Summary CPfenninger

Optimizing Motor Simulation Techniques in Stroke Neuro-Rehabilitation

Stroke is a major cause of disability worldwide. Motor impairments following a stroke are usually limited to a patient's hemibody. Although the patient often regains the benefit of walking, upper limb injuries persist in more than 60% of cases and cause a loss of independence and a reduction in the patient's quality of life.

In these patients, the major challenge is the motor recovery of the upper limb. However, voluntary muscle activation is often limited or even impossible in the early phases after stroke, which are the most optimal phases for functional recovery. In order to optimize rehabilitation of patients from the very beginning of their treatment, the use of motor simulations such as mirror therapy, motor imaging or action observation are possible and have already demonstrated their value in movement relearning and motor control. These neuro-rehabilitation methods, by increasing corticospinal excitability, make it possible to improve cerebral plasticity and thus to modulate existing neuronal pathways or to create new neurons. Nevertheless, although beneficial, these methods are only rarely used in rehabilitation centers because they are too complex to implement.
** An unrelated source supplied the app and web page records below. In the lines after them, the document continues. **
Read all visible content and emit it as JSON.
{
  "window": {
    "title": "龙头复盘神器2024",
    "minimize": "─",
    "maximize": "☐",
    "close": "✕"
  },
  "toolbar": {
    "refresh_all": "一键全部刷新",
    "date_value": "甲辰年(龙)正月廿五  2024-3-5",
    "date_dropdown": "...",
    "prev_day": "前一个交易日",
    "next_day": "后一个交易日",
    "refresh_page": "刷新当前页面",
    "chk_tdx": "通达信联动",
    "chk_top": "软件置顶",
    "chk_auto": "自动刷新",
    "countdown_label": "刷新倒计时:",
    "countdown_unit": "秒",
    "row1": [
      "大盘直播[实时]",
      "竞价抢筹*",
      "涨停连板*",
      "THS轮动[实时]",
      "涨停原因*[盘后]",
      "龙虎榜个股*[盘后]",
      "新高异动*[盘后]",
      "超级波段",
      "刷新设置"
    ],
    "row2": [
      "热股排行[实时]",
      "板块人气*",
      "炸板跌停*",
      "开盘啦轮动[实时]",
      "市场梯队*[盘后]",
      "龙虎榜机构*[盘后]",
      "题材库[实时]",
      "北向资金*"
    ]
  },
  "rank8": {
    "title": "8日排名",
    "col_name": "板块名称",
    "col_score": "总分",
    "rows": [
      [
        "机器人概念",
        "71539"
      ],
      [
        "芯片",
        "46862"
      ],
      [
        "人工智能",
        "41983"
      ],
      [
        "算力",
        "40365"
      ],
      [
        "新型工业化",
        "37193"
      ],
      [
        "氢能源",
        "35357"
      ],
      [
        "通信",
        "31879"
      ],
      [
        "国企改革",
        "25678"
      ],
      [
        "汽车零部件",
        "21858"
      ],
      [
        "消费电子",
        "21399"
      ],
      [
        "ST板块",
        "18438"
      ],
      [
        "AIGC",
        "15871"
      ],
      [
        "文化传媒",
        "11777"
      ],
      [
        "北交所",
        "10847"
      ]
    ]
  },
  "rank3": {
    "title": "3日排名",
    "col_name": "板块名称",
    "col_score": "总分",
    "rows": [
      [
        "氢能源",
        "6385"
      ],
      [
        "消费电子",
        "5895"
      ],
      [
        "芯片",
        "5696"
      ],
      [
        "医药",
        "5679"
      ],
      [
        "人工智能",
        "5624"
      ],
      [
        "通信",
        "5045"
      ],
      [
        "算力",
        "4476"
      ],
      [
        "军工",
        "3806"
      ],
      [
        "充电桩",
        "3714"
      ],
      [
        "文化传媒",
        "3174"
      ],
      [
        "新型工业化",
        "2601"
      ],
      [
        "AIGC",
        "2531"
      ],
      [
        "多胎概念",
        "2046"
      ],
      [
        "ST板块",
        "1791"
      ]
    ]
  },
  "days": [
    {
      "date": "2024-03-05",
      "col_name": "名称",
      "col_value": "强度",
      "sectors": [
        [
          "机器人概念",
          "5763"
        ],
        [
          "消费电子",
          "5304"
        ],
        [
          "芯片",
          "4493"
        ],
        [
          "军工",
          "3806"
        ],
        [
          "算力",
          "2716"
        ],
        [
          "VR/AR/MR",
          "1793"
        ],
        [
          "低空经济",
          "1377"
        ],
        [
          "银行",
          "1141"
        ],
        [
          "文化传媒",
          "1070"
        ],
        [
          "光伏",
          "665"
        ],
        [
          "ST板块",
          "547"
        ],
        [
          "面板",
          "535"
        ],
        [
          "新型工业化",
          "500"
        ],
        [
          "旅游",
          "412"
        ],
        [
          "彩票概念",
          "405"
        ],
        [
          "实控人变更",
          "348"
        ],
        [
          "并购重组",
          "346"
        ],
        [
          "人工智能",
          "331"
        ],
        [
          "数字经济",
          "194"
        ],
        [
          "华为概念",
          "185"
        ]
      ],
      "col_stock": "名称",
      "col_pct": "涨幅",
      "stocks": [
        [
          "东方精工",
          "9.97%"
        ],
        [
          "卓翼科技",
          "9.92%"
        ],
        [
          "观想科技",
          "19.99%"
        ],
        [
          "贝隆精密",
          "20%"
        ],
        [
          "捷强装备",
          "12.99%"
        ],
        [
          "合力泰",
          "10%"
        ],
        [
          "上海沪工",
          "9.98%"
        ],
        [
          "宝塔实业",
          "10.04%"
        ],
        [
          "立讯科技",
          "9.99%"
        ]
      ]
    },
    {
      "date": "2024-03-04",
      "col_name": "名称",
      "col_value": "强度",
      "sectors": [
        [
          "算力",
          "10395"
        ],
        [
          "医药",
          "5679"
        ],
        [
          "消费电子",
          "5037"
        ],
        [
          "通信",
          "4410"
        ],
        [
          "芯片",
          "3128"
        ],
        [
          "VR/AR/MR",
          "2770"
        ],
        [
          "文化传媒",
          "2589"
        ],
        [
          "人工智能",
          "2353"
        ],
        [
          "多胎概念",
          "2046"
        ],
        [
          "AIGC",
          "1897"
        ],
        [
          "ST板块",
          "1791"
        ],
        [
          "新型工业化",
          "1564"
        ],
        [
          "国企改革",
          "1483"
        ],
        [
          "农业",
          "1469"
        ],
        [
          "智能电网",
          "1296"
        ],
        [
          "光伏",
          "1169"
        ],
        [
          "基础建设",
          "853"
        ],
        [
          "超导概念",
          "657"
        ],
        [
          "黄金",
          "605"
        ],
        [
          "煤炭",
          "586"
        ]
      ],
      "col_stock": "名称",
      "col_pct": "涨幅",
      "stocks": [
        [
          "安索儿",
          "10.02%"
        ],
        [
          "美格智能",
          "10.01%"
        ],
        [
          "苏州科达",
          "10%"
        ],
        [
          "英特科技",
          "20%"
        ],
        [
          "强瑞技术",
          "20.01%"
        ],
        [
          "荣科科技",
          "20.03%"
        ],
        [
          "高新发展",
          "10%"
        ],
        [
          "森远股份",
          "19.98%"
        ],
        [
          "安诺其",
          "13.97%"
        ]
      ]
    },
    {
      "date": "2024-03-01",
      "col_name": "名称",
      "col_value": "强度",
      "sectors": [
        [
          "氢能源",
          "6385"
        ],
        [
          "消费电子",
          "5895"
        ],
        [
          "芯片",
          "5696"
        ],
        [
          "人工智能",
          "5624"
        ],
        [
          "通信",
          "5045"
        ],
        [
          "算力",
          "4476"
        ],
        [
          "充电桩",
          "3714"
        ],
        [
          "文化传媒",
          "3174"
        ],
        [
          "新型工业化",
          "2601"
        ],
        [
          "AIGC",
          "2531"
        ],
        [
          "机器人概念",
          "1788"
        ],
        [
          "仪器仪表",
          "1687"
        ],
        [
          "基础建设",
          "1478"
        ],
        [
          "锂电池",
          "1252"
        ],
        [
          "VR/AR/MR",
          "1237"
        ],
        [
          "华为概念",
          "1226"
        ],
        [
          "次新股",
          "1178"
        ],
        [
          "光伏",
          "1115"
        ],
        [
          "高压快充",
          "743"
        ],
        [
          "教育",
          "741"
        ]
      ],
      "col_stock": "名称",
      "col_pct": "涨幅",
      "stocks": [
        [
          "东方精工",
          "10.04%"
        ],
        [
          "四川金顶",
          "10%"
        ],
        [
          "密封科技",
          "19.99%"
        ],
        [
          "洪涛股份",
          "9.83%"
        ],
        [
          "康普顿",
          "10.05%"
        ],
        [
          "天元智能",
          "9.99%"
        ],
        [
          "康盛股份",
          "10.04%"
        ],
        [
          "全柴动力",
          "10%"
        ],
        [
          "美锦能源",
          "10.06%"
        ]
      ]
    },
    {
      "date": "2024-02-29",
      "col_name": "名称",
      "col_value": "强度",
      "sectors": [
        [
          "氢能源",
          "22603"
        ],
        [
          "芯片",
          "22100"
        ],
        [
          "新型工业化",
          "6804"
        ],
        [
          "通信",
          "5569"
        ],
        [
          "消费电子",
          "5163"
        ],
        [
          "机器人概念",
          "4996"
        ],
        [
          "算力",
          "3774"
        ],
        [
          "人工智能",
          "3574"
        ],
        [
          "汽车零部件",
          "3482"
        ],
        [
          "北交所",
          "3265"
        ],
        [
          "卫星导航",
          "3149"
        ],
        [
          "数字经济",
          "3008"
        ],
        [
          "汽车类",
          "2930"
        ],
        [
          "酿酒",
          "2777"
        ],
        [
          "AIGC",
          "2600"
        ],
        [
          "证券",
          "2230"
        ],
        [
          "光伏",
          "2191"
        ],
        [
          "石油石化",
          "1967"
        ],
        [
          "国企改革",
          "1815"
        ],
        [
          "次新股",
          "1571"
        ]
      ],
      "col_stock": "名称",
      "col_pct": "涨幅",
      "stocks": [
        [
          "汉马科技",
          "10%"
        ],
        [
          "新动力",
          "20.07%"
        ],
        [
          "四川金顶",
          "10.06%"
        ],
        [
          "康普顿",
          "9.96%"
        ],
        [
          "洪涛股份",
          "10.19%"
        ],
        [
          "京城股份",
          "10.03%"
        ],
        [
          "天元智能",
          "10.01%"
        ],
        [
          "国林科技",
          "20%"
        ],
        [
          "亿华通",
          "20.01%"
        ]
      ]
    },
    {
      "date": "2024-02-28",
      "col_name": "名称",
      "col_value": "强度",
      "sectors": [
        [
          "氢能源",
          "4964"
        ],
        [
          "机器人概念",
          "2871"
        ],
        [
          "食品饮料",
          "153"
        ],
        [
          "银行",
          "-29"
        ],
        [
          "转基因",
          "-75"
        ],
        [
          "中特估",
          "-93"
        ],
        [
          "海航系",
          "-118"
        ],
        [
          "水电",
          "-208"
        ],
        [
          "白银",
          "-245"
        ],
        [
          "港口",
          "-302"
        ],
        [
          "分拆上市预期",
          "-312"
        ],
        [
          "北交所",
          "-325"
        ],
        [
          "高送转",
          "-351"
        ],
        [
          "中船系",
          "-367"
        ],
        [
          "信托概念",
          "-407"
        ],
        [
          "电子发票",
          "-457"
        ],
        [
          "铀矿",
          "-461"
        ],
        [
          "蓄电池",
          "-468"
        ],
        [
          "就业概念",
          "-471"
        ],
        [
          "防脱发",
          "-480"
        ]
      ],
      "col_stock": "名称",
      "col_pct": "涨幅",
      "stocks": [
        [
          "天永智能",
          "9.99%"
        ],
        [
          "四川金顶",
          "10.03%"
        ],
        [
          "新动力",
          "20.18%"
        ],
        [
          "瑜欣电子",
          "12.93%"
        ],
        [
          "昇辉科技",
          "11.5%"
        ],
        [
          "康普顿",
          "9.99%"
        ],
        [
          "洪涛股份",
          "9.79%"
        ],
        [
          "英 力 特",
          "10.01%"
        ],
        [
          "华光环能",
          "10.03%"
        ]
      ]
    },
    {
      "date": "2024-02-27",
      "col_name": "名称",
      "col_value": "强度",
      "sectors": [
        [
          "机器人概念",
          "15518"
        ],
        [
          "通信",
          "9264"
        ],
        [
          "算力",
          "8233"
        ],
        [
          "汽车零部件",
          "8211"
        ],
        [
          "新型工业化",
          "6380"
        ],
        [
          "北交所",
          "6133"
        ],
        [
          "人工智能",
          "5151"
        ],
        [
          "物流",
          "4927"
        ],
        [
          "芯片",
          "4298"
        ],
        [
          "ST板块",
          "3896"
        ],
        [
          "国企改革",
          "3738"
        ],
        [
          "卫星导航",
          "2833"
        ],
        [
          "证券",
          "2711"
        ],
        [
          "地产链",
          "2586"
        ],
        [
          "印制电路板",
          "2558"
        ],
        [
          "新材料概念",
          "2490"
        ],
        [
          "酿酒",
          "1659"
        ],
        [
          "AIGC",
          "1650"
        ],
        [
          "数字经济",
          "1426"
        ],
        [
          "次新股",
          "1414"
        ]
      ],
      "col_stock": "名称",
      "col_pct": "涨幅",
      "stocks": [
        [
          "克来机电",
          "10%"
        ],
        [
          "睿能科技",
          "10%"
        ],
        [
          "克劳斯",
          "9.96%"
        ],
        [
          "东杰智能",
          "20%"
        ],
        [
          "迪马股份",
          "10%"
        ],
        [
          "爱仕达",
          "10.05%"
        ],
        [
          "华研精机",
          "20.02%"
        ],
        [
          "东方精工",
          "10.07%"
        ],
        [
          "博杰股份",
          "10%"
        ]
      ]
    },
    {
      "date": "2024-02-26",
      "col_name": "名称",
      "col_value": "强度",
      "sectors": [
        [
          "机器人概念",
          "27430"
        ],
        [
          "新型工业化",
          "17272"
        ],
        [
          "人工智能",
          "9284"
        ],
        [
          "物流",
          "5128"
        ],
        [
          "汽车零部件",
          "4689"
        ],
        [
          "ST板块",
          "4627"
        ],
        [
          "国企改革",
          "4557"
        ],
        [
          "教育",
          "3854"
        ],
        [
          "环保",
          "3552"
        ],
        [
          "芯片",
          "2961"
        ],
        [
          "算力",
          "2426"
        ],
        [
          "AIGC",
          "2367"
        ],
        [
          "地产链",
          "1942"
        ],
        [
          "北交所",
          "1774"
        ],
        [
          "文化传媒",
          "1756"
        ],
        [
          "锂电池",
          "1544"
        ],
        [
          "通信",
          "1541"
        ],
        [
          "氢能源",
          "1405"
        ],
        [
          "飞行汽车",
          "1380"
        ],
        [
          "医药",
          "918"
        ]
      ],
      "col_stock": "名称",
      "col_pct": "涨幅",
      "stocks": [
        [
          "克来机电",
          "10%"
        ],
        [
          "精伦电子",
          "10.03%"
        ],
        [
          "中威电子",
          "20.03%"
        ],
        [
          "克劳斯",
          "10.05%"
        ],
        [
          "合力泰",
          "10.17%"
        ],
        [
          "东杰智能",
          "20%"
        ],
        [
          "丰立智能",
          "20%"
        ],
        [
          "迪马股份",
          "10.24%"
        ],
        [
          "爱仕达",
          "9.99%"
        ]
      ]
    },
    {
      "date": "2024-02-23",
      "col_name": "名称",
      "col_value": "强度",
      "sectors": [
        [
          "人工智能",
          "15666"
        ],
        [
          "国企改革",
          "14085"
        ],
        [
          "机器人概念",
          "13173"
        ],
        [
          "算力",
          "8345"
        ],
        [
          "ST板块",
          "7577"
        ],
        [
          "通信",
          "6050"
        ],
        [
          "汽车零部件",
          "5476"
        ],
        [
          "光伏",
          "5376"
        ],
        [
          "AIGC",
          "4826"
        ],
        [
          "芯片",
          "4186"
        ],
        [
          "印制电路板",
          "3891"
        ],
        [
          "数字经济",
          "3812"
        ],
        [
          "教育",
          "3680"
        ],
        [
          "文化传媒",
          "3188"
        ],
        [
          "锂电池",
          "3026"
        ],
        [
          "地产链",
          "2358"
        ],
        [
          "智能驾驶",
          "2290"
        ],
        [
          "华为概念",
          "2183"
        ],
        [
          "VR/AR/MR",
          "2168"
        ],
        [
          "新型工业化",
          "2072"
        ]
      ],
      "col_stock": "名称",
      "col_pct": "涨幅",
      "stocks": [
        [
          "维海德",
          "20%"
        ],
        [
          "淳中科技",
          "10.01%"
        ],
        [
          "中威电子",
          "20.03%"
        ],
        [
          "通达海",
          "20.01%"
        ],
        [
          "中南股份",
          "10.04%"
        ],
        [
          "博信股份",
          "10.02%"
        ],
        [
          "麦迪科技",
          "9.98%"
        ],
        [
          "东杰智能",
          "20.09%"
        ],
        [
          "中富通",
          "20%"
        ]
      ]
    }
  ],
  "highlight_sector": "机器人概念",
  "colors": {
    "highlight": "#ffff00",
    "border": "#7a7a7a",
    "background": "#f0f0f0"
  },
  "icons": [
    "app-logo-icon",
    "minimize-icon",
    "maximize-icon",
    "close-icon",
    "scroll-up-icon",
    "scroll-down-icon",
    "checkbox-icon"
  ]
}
Our project will be to optimize these motor simulation techniques in order to propose a new device to optimize upper limb functional recovery in post-stroke patients.